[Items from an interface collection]

:::::

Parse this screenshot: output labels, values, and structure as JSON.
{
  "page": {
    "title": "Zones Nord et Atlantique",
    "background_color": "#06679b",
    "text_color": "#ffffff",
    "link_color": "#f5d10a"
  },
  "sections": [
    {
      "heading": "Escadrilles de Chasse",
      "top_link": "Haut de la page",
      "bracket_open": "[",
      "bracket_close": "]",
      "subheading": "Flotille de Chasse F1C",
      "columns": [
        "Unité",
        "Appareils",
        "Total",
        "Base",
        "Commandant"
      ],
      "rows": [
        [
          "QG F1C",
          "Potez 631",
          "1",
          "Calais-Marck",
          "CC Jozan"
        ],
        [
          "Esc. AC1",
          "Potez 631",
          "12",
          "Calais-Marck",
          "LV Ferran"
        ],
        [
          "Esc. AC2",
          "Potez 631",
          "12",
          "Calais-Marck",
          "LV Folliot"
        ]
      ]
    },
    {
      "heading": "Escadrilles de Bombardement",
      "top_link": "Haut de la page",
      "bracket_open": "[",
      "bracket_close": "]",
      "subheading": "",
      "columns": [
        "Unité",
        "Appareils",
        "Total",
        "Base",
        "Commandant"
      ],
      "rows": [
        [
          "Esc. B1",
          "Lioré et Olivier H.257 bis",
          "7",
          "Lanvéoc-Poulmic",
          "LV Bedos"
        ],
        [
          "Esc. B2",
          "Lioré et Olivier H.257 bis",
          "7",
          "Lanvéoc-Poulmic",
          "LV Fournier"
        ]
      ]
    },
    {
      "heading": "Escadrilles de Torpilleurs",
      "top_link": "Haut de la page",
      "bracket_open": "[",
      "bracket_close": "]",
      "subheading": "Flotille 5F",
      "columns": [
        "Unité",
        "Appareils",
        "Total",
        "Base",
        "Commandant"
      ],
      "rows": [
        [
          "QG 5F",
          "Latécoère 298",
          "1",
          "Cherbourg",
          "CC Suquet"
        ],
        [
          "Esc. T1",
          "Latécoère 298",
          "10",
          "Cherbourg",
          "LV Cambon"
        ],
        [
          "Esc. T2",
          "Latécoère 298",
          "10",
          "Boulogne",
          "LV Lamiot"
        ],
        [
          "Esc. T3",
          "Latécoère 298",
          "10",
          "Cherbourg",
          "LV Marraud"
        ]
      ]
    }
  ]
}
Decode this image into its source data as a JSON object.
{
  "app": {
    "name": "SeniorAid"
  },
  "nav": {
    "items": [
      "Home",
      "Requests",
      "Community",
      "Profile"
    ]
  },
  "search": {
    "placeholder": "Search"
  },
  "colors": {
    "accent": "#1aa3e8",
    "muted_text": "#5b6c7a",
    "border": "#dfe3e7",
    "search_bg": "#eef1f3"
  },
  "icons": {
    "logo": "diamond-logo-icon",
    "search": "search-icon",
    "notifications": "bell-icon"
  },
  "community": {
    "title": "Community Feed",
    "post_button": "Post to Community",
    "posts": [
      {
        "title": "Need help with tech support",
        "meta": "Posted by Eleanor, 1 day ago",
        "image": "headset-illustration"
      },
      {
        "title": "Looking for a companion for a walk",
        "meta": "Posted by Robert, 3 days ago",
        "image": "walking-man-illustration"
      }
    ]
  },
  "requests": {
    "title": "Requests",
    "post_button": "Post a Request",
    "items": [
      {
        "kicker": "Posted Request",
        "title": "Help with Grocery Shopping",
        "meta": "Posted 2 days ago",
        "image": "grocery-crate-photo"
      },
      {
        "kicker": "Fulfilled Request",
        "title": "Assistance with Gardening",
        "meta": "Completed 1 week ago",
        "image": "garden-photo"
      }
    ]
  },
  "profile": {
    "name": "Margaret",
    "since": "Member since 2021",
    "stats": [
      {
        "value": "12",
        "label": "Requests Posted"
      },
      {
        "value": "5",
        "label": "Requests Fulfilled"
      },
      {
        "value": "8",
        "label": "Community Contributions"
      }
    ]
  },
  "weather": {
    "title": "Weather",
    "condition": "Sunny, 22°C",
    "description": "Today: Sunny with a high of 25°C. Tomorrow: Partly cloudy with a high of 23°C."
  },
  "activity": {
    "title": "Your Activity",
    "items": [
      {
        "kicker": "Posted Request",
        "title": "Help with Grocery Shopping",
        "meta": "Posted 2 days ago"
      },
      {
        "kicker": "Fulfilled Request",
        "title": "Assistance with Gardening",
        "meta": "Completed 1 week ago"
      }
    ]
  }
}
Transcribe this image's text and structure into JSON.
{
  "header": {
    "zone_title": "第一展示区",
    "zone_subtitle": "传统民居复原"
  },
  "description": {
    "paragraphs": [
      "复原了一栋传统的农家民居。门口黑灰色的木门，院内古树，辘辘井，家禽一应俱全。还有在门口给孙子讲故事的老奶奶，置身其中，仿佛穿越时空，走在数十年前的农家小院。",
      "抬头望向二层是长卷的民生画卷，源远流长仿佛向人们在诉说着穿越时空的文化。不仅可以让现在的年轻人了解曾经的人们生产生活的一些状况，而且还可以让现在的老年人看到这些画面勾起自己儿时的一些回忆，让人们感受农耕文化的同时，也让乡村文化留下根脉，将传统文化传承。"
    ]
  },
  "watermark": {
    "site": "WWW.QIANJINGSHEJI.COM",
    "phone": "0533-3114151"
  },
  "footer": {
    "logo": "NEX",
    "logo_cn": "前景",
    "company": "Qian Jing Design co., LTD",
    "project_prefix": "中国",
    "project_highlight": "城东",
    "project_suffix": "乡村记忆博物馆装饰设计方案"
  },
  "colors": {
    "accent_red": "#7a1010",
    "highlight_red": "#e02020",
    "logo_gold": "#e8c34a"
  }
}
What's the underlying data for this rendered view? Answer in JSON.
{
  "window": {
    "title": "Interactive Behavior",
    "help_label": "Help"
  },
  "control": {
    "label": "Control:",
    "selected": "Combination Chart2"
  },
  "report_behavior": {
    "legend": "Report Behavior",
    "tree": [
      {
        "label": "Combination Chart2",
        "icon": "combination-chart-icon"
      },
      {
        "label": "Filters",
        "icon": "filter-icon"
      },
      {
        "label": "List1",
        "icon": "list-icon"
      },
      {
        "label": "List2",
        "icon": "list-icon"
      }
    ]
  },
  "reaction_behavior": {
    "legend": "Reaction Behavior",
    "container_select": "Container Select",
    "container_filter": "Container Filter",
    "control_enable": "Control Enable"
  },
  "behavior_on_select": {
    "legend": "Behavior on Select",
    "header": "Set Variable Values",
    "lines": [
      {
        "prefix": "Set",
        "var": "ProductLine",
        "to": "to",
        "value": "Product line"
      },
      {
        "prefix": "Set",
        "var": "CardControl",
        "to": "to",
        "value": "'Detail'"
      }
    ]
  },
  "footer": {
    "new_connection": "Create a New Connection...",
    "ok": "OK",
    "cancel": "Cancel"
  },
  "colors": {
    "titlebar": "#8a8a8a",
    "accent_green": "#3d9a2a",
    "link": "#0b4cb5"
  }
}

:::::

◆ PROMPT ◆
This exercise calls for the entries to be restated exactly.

◆ SOLUTION ◆
Parse this screenshot: output labels, values, and structure as JSON.
{
  "page": {
    "title": "Zones Nord et Atlantique",
    "background_color": "#06679b",
    "text_color": "#ffffff",
    "link_color": "#f5d10a"
  },
  "sections": [
    {
      "heading": "Escadrilles de Chasse",
      "top_link": "Haut de la page",
      "bracket_open": "[",
      "bracket_close": "]",
      "subheading": "Flotille de Chasse F1C",
      "columns": [
        "Unité",
        "Appareils",
        "Total",
        "Base",
        "Commandant"
      ],
      "rows": [
        [
          "QG F1C",
          "Potez 631",
          "1",
          "Calais-Marck",
          "CC Jozan"
        ],
        [
          "Esc. AC1",
          "Potez 631",
          "12",
          "Calais-Marck",
          "LV Ferran"
        ],
        [
          "Esc. AC2",
          "Potez 631",
          "12",
          "Calais-Marck",
          "LV Folliot"
        ]
      ]
    },
    {
      "heading": "Escadrilles de Bombardement",
      "top_link": "Haut de la page",
      "bracket_open": "[",
      "bracket_close": "]",
      "subheading": "",
      "columns": [
        "Unité",
        "Appareils",
        "Total",
        "Base",
        "Commandant"
      ],
      "rows": [
        [
          "Esc. B1",
          "Lioré et Olivier H.257 bis",
          "7",
          "Lanvéoc-Poulmic",
          "LV Bedos"
        ],
        [
          "Esc. B2",
          "Lioré et Olivier H.257 bis",
          "7",
          "Lanvéoc-Poulmic",
          "LV Fournier"
        ]
      ]
    },
    {
      "heading": "Escadrilles de Torpilleurs",
      "top_link": "Haut de la page",
      "bracket_open": "[",
      "bracket_close": "]",
      "subheading": "Flotille 5F",
      "columns": [
        "Unité",
        "Appareils",
        "Total",
        "Base",
        "Commandant"
      ],
      "rows": [
        [
          "QG 5F",
          "Latécoère 298",
          "1",
          "Cherbourg",
          "CC Suquet"
        ],
        [
          "Esc. T1",
          "Latécoère 298",
          "10",
          "Cherbourg",
          "LV Cambon"
        ],
        [
          "Esc. T2",
          "Latécoère 298",
          "10",
          "Boulogne",
          "LV Lamiot"
        ],
        [
          "Esc. T3",
          "Latécoère 298",
          "10",
          "Cherbourg",
          "LV Marraud"
        ]
      ]
    }
  ]
}
Decode this image into its source data as a JSON object.
{
  "app": {
    "name": "SeniorAid"
  },
  "nav": {
    "items": [
      "Home",
      "Requests",
      "Community",
      "Profile"
    ]
  },
  "search": {
    "placeholder": "Search"
  },
  "colors": {
    "accent": "#1aa3e8",
    "muted_text": "#5b6c7a",
    "border": "#dfe3e7",
    "search_bg": "#eef1f3"
  },
  "icons": {
    "logo": "diamond-logo-icon",
    "search": "search-icon",
    "notifications": "bell-icon"
  },
  "community": {
    "title": "Community Feed",
    "post_button": "Post to Community",
    "posts": [
      {
        "title": "Need help with tech support",
        "meta": "Posted by Eleanor, 1 day ago",
        "image": "headset-illustration"
      },
      {
        "title": "Looking for a companion for a walk",
        "meta": "Posted by Robert, 3 days ago",
        "image": "walking-man-illustration"
      }
    ]
  },
  "requests": {
    "title": "Requests",
    "post_button": "Post a Request",
    "items": [
      {
        "kicker": "Posted Request",
        "title": "Help with Grocery Shopping",
        "meta": "Posted 2 days ago",
        "image": "grocery-crate-photo"
      },
      {
        "kicker": "Fulfilled Request",
        "title": "Assistance with Gardening",
        "meta": "Completed 1 week ago",
        "image": "garden-photo"
      }
    ]
  },
  "profile": {
    "name": "Margaret",
    "since": "Member since 2021",
    "stats": [
      {
        "value": "12",
        "label": "Requests Posted"
      },
      {
        "value": "5",
        "label": "Requests Fulfilled"
      },
      {
        "value": "8",
        "label": "Community Contributions"
      }
    ]
  },
  "weather": {
    "title": "Weather",
    "condition": "Sunny, 22°C",
    "description": "Today: Sunny with a high of 25°C. Tomorrow: Partly cloudy with a high of 23°C."
  },
  "activity": {
    "title": "Your Activity",
    "items": [
      {
        "kicker": "Posted Request",
        "title": "Help with Grocery Shopping",
        "meta": "Posted 2 days ago"
      },
      {
        "kicker": "Fulfilled Request",
        "title": "Assistance with Gardening",
        "meta": "Completed 1 week ago"
      }
    ]
  }
}
Transcribe this image's text and structure into JSON.
{
  "header": {
    "zone_title": "第一展示区",
    "zone_subtitle": "传统民居复原"
  },
  "description": {
    "paragraphs": [
      "复原了一栋传统的农家民居。门口黑灰色的木门，院内古树，辘辘井，家禽一应俱全。还有在门口给孙子讲故事的老奶奶，置身其中，仿佛穿越时空，走在数十年前的农家小院。",
      "抬头望向二层是长卷的民生画卷，源远流长仿佛向人们在诉说着穿越时空的文化。不仅可以让现在的年轻人了解曾经的人们生产生活的一些状况，而且还可以让现在的老年人看到这些画面勾起自己儿时的一些回忆，让人们感受农耕文化的同时，也让乡村文化留下根脉，将传统文化传承。"
    ]
  },
  "watermark": {
    "site": "WWW.QIANJINGSHEJI.COM",
    "phone": "0533-3114151"
  },
  "footer": {
    "logo": "NEX",
    "logo_cn": "前景",
    "company": "Qian Jing Design co., LTD",
    "project_prefix": "中国",
    "project_highlight": "城东",
    "project_suffix": "乡村记忆博物馆装饰设计方案"
  },
  "colors": {
    "accent_red": "#7a1010",
    "highlight_red": "#e02020",
    "logo_gold": "#e8c34a"
  }
}
What's the underlying data for this rendered view? Answer in JSON.
{
  "window": {
    "title": "Interactive Behavior",
    "help_label": "Help"
  },
  "control": {
    "label": "Control:",
    "selected": "Combination Chart2"
  },
  "report_behavior": {
    "legend": "Report Behavior",
    "tree": [
      {
        "label": "Combination Chart2",
        "icon": "combination-chart-icon"
      },
      {
        "label": "Filters",
        "icon": "filter-icon"
      },
      {
        "label": "List1",
        "icon": "list-icon"
      },
      {
        "label": "List2",
        "icon": "list-icon"
      }
    ]
  },
  "reaction_behavior": {
    "legend": "Reaction Behavior",
    "container_select": "Container Select",
    "container_filter": "Container Filter",
    "control_enable": "Control Enable"
  },
  "behavior_on_select": {
    "legend": "Behavior on Select",
    "header": "Set Variable Values",
    "lines": [
      {
        "prefix": "Set",
        "var": "ProductLine",
        "to": "to",
        "value": "Product line"
      },
      {
        "prefix": "Set",
        "var": "CardControl",
        "to": "to",
        "value": "'Detail'"
      }
    ]
  },
  "footer": {
    "new_connection": "Create a New Connection...",
    "ok": "OK",
    "cancel": "Cancel"
  },
  "colors": {
    "titlebar": "#8a8a8a",
    "accent_green": "#3d9a2a",
    "link": "#0b4cb5"
  }
}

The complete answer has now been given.